A required course is sometimes a necessary evil. It may be a bear to endure, but a student can't transition to the next level without it.
That pretty much describes the past year for University of Cincinnati sophomore guard Mason Madsen.
As a freshman, Madsen suffered a season-delaying ankle injury, then Madsen and his teammates were held off of the court for nearly four weeks due to COVID-19. They then saw a triumphant end to the season be ripped to shreds by a 37-point loss to Houston in the American Athletic Conference tournament championship game.
That lopsided loss was followed by the stunning, unceremonious dismissal of one coach (John Brannen) and the celebratory arrival of another (Wes Miller).
"There's no way to simulate going through a college season," Madsen said.
The most challenging lesson in Madsen's first year of college was learning how to go about everyday life without his twin brother, Gabe.
Mason and Gabe had been by each other's side since the two were born on May, 1, 2001, in Eau Claire, Wisconsin. The two even committed to UC together. But in December of last year, Gabe opted out of the remainder of the season, left Cincinnati and returned home to Rochester, Minnesota, leaving Mason alone for the first time.
"When you are put in uncomfortable positions, when you have someone you've been with your whole life, you kind of have that outlet," Mason said. "(Gabe's departure) forced me to develop those relationships and dive head first into everything that was here. Just the opportunity to grow alone too. I don't think we realize when you're always with someone you know and have known since birth, which is crazy, the change and the growth process is different. So when you're alone, growth happens quicker and you change a little more. Even when we see each other when we go back home, we'll notice changes more so than if we were together all the time."
After entering the transfer portal along with several other of his Cincinnati teammates, including his twin bother, Gabe, Mason elected to stay put at UC. Gabe transferred to the University of Utah.
The 2021-22 season will be the first full season the Madsen twins will be apart.
"Obviously, it's still hard because when we committed to Cincinnati, we expected to play together," Mason said. "I was just talking to someone the other day.
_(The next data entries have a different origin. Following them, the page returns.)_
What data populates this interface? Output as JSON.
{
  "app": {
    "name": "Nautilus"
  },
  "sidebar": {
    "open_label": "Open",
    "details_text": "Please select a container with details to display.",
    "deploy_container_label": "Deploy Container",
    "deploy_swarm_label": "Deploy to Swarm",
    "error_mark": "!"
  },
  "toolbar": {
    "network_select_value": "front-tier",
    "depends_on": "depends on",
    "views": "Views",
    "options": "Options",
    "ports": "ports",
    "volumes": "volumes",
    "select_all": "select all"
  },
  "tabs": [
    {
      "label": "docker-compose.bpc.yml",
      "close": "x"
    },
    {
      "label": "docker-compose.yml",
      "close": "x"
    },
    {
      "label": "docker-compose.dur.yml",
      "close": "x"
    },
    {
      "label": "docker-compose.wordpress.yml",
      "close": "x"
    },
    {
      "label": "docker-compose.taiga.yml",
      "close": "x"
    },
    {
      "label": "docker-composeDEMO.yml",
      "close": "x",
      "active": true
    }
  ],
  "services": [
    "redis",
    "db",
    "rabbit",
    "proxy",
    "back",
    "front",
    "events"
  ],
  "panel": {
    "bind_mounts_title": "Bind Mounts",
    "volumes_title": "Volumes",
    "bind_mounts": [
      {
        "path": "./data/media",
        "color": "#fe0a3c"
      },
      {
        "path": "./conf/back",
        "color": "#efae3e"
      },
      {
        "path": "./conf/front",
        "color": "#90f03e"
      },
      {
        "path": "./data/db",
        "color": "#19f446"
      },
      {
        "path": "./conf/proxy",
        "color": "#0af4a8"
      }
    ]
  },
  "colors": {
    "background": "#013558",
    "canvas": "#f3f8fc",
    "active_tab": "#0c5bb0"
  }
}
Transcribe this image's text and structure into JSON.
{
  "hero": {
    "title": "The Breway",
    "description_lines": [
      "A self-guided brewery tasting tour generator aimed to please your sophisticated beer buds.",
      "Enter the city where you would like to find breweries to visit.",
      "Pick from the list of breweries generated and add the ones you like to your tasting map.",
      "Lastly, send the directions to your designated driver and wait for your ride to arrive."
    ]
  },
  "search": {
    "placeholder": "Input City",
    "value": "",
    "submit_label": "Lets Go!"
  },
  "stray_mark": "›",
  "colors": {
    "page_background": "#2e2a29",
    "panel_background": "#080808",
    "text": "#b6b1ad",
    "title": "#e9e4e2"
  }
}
When we played our last high school game, we didn't know that was going to be the last time we played together.
So, yeah, I miss him. More off the court stuff too, just having a person to hang out with all the time and having that relationship growing up. But I'm happy that he's happy. I think that's what it's all about."
Though Gabe left, Mason said it was important that he finish what he started and continue his education both on and off the court at Cincinnati under new head coach Wes Miller.
"When Coach Miller got hired, he went about keeping the dudes here in the right way and said all the right things," Madsen said. "At the time, he didn't know they were the right things, so I knew it was genuine. ... When he came in and gave me his vision, I knew this is where I wanted to be. And obviously, the reason I committed here in the first place was the crazy fan base and playing here in front of them. I didn't get that chance last year so I'm really looking forward to that."
After missing the first eight games of his freshman season with an ankle injury, Madsen took some time to find his footing. The 6-foot-4 guard averaged 6.5 points, 3.0 rebounds and 1.1 assists in 19.6 minutes in 15 games. But it was his 19-point effort in the regular-season finale at East Carolina where Madsen saw it all come together.
Madsen finished 6-for-11 from the field, including 5-for-9 from 3-point range, and added six rebounds and three assists in the Bearcats' 82-69 victory.
"I think once I found my rhythm, basketball is basketball at any level, right? So I think I got more comfortable as the season went on," Madsen said. "And when you're put in a place where you're actually given an opportunity, part of that was COVID, maybe I wouldn't have had some of those opportunities. But I tried to make the most of them. I feel good how last year ended. Just hoping to build on it this year."
Known as a sharp shooter from 3-point range, Madsen said he's looking forward to showcasing more of his offensive game under Miller and having a greater impact on both ends of the court.
"That's something (Miller) and I talked about during the recruiting process, just about how I've always seen myself as more than (a shooter)," Madsen said. "As a freshman, you're just trying to do whatever you can to get on the court. I know that there's more that I can do, but shooting is the thing that, like Coach Miller calls it, your super power, the thing you're really good at. So I think it's me utilizing that, but then also using it to get to other parts of my game. Getting into the lane, creating for other people."
Madsen told The Enquirer he believes Miller is the "best coach in the country." Time will tell. But Madsen and his teammates have certainly bought into what the 38-year-old Miller is selling.
"It's all about getting an opportunity," Madsen said. "He has this great opportunity at a historic basketball school, and he just wants to build on that history."